Nearly the whole of my research career took place in the present ‘golden age’ for the study of DNA, genes and genomes. At the end of the 1960s scientists had indicated how useful it would be to be able to isolate individual genes in order to study their structure and function. That wish was fulfilled in the spin-offs from the invention in the early 1970s, of genetic modification (genetic engineering), a scientific milestone that marked the start of this golden age.
By the end of the 20thcentury experiments were being done, that thirty years earlier were not even dreamed of. This was certainly true in my research group’s work on the biochemistry and genetics of DNA replication, giving us the real privilege of uncovering some of the beautifully complex and intricate mechanisms used by cells in ‘managing’ and copying their genetic material.

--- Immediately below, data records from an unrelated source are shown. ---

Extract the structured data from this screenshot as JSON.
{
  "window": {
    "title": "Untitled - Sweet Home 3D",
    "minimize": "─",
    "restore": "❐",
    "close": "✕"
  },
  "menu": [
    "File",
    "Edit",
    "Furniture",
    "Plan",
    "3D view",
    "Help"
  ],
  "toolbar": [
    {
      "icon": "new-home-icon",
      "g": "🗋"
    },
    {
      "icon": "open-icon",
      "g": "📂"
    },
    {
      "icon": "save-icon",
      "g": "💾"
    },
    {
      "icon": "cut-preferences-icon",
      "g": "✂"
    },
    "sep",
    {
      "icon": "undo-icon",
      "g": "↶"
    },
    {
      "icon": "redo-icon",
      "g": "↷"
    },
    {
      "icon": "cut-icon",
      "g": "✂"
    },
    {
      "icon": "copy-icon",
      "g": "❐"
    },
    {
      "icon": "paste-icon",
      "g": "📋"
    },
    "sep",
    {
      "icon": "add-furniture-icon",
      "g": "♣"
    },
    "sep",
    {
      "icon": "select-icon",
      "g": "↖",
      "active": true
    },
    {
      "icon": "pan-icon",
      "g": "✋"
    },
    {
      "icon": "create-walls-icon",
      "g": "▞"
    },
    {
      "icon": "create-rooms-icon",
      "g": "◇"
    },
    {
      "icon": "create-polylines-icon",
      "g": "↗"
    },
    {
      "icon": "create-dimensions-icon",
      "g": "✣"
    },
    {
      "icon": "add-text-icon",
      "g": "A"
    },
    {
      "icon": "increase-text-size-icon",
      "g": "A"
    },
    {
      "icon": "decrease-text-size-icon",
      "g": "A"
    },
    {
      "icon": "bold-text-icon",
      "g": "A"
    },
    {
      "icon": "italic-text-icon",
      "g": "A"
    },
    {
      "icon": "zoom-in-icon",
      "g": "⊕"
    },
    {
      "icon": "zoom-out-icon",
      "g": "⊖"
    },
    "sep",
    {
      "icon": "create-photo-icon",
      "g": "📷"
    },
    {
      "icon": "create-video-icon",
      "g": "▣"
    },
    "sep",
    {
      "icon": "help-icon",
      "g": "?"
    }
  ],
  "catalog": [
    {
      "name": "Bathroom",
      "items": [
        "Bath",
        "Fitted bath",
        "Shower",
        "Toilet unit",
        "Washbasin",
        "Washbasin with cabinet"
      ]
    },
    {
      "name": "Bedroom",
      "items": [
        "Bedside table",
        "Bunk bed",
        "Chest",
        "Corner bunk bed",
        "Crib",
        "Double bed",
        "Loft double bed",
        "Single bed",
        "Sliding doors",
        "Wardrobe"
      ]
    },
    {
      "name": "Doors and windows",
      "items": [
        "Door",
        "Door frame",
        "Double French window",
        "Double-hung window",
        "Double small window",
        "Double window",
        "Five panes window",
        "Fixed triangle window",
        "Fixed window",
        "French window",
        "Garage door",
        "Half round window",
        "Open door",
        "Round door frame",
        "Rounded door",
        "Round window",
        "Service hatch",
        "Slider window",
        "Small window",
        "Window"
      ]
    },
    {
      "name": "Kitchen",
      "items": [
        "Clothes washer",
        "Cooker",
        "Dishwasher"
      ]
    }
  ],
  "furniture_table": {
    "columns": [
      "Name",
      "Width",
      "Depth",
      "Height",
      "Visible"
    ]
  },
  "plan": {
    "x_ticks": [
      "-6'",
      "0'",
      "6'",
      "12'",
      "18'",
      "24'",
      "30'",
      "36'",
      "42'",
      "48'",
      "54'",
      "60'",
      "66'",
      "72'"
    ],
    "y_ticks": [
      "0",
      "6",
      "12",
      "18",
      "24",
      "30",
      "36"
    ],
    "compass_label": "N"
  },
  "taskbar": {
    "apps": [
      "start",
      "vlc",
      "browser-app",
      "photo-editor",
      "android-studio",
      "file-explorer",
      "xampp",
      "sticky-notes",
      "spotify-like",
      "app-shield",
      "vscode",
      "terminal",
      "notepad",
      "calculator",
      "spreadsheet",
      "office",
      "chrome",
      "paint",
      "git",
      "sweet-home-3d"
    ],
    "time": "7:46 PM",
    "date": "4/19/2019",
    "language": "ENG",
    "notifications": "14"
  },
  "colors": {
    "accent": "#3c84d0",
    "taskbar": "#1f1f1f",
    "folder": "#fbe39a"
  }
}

Continue reading →
I have been thinking a lot recently about an aspect of evolution that is rarely talked about, namely that it has involved and continues to involve cooperation or collaboration between Continue reading →
Children love to watch caterpillars turn into butterflies, and scientists are no less fascinated by this process. I have mentioned biologist John Bryant’s contribution to the science and faith discussion on this blog a number of times. In this guest post, he writes about his sense of wonder at the processes he studies.
I have been fascinated by the natural world for as long as I can remember, and that fascination led to a career in biology. As a professional biologist my main focus has been the way DNA works as genes, and especially the processes by which DNA is replicated prior to cell division.
Regular readers of this blog will know of the excitement, awe and wonder I have Continue reading →